7. Now observe until the calf/lamb/kid has been fully delivered

Taking care after birth and providing colostrum:
1. Make sure the calf/lamb/kid starts to breath immediately after birth.
2. If the calf is slow in starting to breath you can clear mucous from the calf's nose and rub the calf to stimulate it
3. It is good to show the calf to the mother by placing it near her head
4. The navel of the calf should be disinfected by dipping it in iodine
5. When the calf starts to stand up you should assist it to suckle, this helps with expulsion of the afterbirth
6. The calf should suckle for he first time not later then 3 hours after birth, the first milk produced by the dam is very thick and yellow and is called colostrum; this colostrum transfers immunity from the mother to the young which protects the calf/lamb/kid during the first 3 to 6months - it is good to feed a lot of colostrum to the calf/lamb/kid, they need to receive minimum 10% of their birth weight(!), colostrum must be given within the first 12 hours after birth, if the calf/lamb/kid receives colostrum too late immunity is very weak and they may die easily.
7. Colostrum also activates movement of the intestine and helps with passing of the first faeces
8. In cattle expulsion of the afterbirth is normally complete 2 hours after birth

Things NOT to do when the animal is giving birth
Many people interfere with birth too early or when it is unnecessary causing more harm than good.
1. Do not chase or cause stress to the animal before and during birth, making the dam nervous can disrupt labour and delay birth by many hours
2. Do not interfere before the water has broken; as long as the water has not broken the calf/lamb/kid will stay alive inside the mother for a long time (up to 12 hours)
3. If birth progresses normally do not attempt to pull, unnecessary pulling can easily cause injury to the newborn and the mother
4. When the animal relaxes do not try to pull out the calf/lamb/kid by force, labour happens at intervals and you are not supposed to pull when the mother rests; hard pulling on the calf/lamb/kid can easily cause prolapse of the uterus which frequently causes death of both, the mother and the young
5. If the afterbirth does not come out normally do not try to put your hands in and don't try to pull it out, you will cause damage to the uterus and may easily infect yourself with Brucellosis by touching the placenta
When to assist with a difficult birth
1. After the water has broken birth must progress, if the mother keeps pressing but there is no visible progress and she becomes tired you must check the position of the calf/lamb/kid.
2. If the position of the calf/lamb/kid is normal but the mother is tired you may assist by pulling gently on the two legs of the calf/lamb/kid, but only pull when the mother is pressing herself; also make sure you have washed your hands before assisting
3. If birth takes long the vulva surface becomes too dry and it is good to apply some foam from bar-soap or from liquid soap onto the surface
4. If you are not sure about how to check the position call an experienced person or a veterinarian
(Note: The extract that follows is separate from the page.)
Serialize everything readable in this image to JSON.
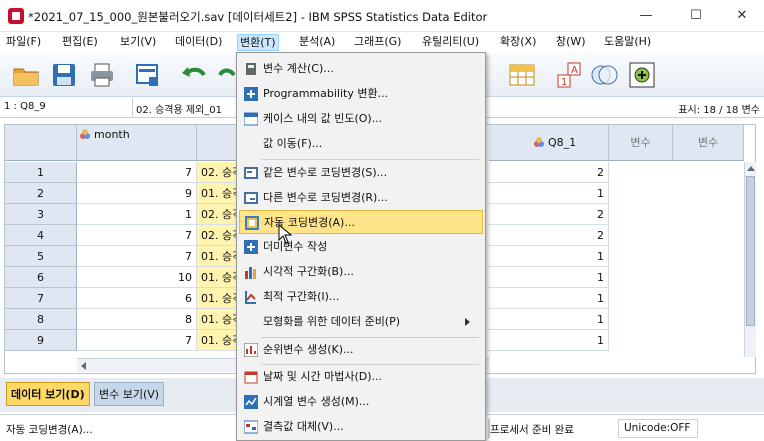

5. If the afterbirth is retained wait for 12 hours then call a veterinarian to treat the animal; if a retained afterbirth is not treated it can cause severe infection of the mother and lead to death or infertility
Review Process
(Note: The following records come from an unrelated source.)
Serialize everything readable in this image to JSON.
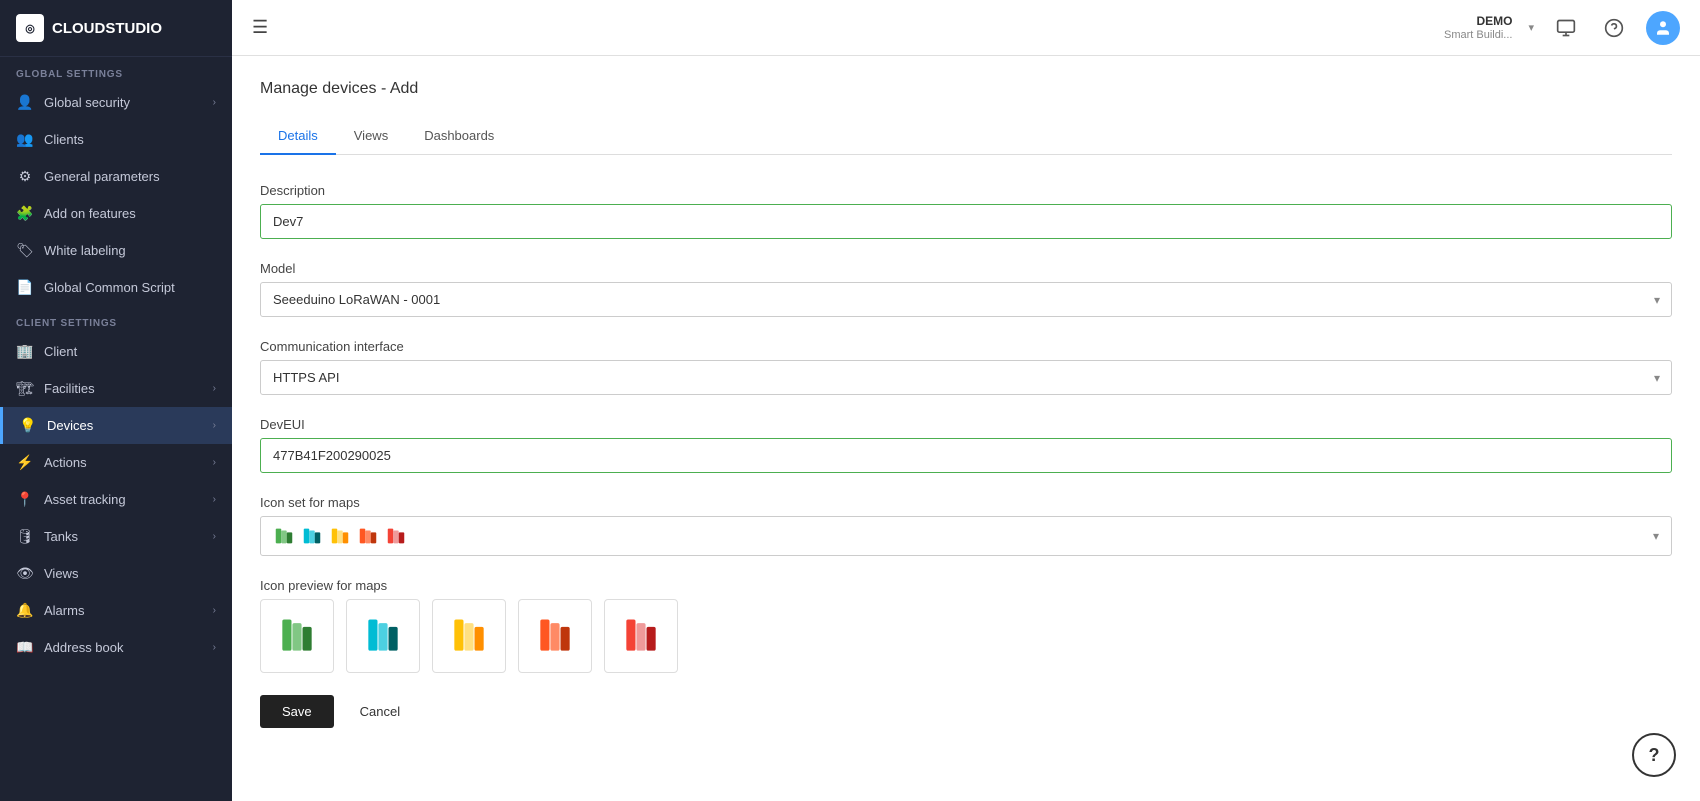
{
  "app": {
    "logo_text": "CLOUDSTUDIO",
    "logo_icon": "CS"
  },
  "topbar": {
    "hamburger_icon": "☰",
    "demo_label": "DEMO",
    "demo_sub": "Smart Buildi...",
    "monitor_icon": "🖥",
    "help_icon": "?",
    "dropdown_arrow": "▾"
  },
  "sidebar": {
    "global_settings_label": "GLOBAL SETTINGS",
    "client_settings_label": "CLIENT SETTINGS",
    "items_global": [
      {
        "id": "global-security",
        "icon": "👤",
        "label": "Global security",
        "has_chevron": true
      },
      {
        "id": "clients",
        "icon": "👥",
        "label": "Clients",
        "has_chevron": false
      },
      {
        "id": "general-parameters",
        "icon": "⚙",
        "label": "General parameters",
        "has_chevron": false
      },
      {
        "id": "add-on-features",
        "icon": "🧩",
        "label": "Add on features",
        "has_chevron": false
      },
      {
        "id": "white-labeling",
        "icon": "🏷",
        "label": "White labeling",
        "has_chevron": false
      },
      {
        "id": "global-common-script",
        "icon": "📄",
        "label": "Global Common Script",
        "has_chevron": false
      }
    ],
    "items_client": [
      {
        "id": "client",
        "icon": "🏢",
        "label": "Client",
        "has_chevron": false
      },
      {
        "id": "facilities",
        "icon": "🏗",
        "label": "Facilities",
        "has_chevron": true
      },
      {
        "id": "devices",
        "icon": "💡",
        "label": "Devices",
        "has_chevron": true,
        "active": true
      },
      {
        "id": "actions",
        "icon": "⚡",
        "label": "Actions",
        "has_chevron": true
      },
      {
        "id": "asset-tracking",
        "icon": "📍",
        "label": "Asset tracking",
        "has_chevron": true
      },
      {
        "id": "tanks",
        "icon": "🛢",
        "label": "Tanks",
        "has_chevron": true
      },
      {
        "id": "views",
        "icon": "👁",
        "label": "Views",
        "has_chevron": false
      },
      {
        "id": "alarms",
        "icon": "🔔",
        "label": "Alarms",
        "has_chevron": true
      },
      {
        "id": "address-book",
        "icon": "📖",
        "label": "Address book",
        "has_chevron": true
      }
    ]
  },
  "page": {
    "title": "Manage devices - Add",
    "tabs": [
      {
        "id": "details",
        "label": "Details",
        "active": true
      },
      {
        "id": "views",
        "label": "Views",
        "active": false
      },
      {
        "id": "dashboards",
        "label": "Dashboards",
        "active": false
      }
    ]
  },
  "form": {
    "description_label": "Description",
    "description_value": "Dev7",
    "model_label": "Model",
    "model_value": "Seeeduino LoRaWAN - 0001",
    "model_options": [
      "Seeeduino LoRaWAN - 0001"
    ],
    "comm_interface_label": "Communication interface",
    "comm_interface_value": "HTTPS API",
    "comm_options": [
      "HTTPS API"
    ],
    "deveui_label": "DevEUI",
    "deveui_value": "477B41F200290025",
    "icon_set_label": "Icon set for maps",
    "icon_preview_label": "Icon preview for maps",
    "save_label": "Save",
    "cancel_label": "Cancel"
  },
  "help_fab_label": "?"
}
Contributed by Dr Mario Younan, KARI/KASAL Nov 2010
A vet examining pulse rate with a stethoscope
Also called the womb. It is a hollow muscular organ, which is part of the female reproductive system, where the fertilized egg is conceived and the fetus develops until birth.
Is also called foremilk because mammals produce this milk few days after birth. Compared to mature milk colostrum is rich in antibodies and minerals.
The mucous membrane, or the thin layer which lines body cavities and passages.